Seinfeld Does Reality TV

Not long ago on “Charlie Rose,” the talk show host kept asking Jerry Seinfeld if he wanted to do more TV.  Jerry was adamant:  After his wildly-successful NBC series “Seinfeld,” he had been there, done that.  Sorry.  Now it seems the king of 1990s observational comedy—who is perhaps the most influencial Jewish comic of his generation—has changed his mind.

NBC has announced he’s returning as the producer of a prime-time series called “The Marriage Ref,” perhaps as early as next season. “It is not a sitcom but a reality series about funny marital spats — with the emphasis on spats because Mr. Seinfeld and his producing partner, Ellen Rakieten, have no intention of doing relationship therapy on television,” The New York Times said.

The inspiration for the show, like all of Seinfeld’s comedy, stems from his own observations.  When he was single in the 1990s, “Seinfeld” often explored the comic minutia of the dating trenches.  George once had sex while eating deli; Seinfeld remarked,  “What is a date, really, but a job interview that lasts all night.”

Now that he’s married with three kids, his standup act has often dissected, well, being married with kids.  Seinfeld had the idea for the reality show, initially, as a Web site, but his wife convinced him TV would work better; the deal was clinched the day a friend witnessed one of Seinfeld’s own marital spats—and Seinfeld invited the cringing friend to serve as referee, The Times said.

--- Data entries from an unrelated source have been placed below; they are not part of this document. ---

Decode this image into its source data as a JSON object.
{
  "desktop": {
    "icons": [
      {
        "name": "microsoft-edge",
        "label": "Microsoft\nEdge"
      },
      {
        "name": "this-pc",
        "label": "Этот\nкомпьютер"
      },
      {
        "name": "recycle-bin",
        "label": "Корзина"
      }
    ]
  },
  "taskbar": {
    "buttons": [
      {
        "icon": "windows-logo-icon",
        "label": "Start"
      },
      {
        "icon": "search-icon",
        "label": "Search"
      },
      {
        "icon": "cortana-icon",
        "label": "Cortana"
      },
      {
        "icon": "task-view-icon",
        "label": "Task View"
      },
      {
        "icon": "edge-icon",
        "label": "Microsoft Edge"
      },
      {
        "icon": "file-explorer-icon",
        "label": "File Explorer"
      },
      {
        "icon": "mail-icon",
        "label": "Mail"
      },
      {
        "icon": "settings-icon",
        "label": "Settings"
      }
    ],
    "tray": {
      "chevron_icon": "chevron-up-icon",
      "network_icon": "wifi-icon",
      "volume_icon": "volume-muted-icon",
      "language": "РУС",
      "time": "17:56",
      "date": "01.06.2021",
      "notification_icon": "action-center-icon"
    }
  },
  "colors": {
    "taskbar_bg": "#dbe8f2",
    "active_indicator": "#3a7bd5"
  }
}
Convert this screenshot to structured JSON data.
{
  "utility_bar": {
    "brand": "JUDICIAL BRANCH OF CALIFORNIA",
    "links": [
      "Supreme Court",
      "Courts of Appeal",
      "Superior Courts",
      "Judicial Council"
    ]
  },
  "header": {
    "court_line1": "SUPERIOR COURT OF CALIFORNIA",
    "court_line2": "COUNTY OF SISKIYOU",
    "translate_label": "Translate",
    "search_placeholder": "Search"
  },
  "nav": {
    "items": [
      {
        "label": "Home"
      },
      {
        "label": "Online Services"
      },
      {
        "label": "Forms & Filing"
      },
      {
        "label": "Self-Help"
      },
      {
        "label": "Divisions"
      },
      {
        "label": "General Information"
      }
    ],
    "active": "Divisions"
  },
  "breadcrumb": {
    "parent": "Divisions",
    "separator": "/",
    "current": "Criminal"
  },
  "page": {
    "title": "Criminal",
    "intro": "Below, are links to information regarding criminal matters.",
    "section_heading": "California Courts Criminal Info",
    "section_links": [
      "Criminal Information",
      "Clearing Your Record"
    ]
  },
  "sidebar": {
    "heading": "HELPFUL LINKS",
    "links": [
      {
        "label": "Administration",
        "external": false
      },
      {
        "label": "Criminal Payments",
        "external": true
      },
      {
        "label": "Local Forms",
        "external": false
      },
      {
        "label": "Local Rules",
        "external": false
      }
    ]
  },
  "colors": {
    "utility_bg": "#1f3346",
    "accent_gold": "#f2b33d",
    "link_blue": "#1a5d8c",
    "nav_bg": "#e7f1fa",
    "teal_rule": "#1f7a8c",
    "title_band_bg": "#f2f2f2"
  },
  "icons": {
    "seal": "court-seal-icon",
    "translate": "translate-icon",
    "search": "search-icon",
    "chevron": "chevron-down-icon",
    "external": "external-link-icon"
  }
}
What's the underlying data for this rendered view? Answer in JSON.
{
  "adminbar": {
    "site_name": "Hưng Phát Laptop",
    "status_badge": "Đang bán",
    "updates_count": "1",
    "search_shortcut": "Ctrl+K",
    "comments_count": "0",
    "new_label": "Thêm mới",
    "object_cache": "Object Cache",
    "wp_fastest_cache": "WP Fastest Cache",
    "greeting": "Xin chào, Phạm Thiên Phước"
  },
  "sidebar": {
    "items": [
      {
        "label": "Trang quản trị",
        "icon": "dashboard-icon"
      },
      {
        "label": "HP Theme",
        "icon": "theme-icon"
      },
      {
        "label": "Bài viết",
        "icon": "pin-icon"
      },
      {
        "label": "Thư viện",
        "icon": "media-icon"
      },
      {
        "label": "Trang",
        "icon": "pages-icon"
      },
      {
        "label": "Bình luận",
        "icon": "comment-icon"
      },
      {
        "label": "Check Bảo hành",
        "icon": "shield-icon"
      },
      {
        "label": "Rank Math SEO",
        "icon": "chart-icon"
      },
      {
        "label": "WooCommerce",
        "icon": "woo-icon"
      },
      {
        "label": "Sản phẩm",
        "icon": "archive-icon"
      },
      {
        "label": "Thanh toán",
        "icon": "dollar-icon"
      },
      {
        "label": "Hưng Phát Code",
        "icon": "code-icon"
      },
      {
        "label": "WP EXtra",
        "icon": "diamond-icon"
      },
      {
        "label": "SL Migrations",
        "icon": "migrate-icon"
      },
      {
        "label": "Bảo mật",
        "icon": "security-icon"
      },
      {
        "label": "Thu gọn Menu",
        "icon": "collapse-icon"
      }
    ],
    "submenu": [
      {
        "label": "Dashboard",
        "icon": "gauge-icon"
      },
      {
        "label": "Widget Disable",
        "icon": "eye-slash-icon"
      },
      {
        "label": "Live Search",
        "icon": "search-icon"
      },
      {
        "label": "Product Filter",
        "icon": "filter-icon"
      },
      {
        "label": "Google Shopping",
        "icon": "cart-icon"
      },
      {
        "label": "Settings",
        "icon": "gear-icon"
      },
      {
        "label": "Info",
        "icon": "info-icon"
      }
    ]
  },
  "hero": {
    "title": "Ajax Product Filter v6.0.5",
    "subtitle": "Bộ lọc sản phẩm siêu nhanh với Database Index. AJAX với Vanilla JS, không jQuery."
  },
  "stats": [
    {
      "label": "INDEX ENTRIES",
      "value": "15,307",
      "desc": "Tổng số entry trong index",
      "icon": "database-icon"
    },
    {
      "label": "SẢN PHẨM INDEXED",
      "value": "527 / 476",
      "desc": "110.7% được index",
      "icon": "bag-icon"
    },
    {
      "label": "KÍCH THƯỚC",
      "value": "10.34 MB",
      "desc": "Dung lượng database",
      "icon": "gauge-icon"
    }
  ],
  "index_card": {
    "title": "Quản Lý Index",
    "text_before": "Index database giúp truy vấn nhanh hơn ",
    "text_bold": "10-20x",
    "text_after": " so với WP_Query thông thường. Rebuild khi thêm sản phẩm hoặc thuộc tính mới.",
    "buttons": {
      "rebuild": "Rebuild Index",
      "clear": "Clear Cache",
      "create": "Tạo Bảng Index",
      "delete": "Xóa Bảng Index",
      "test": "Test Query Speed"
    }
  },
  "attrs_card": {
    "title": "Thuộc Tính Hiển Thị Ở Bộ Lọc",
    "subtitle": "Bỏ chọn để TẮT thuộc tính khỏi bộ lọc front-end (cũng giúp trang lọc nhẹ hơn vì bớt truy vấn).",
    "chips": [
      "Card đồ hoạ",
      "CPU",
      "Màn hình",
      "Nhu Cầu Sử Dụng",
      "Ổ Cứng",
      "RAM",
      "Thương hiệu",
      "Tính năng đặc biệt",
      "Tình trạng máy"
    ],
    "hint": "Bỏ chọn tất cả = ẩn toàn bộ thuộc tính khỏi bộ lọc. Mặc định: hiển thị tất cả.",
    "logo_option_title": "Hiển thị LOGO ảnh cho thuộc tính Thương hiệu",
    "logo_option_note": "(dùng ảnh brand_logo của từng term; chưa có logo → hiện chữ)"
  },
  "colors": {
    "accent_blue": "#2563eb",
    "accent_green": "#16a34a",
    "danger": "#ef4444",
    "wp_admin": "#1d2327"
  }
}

Each episode of “The Marriage Ref” will feature a different, fluffy theme upon which couples may bicker, and will include instant replays of the action.  But don’t worry—the series is intended to be family friendly:  No soup Nazis may apply.  Married couples interested in auditioning for the show should visit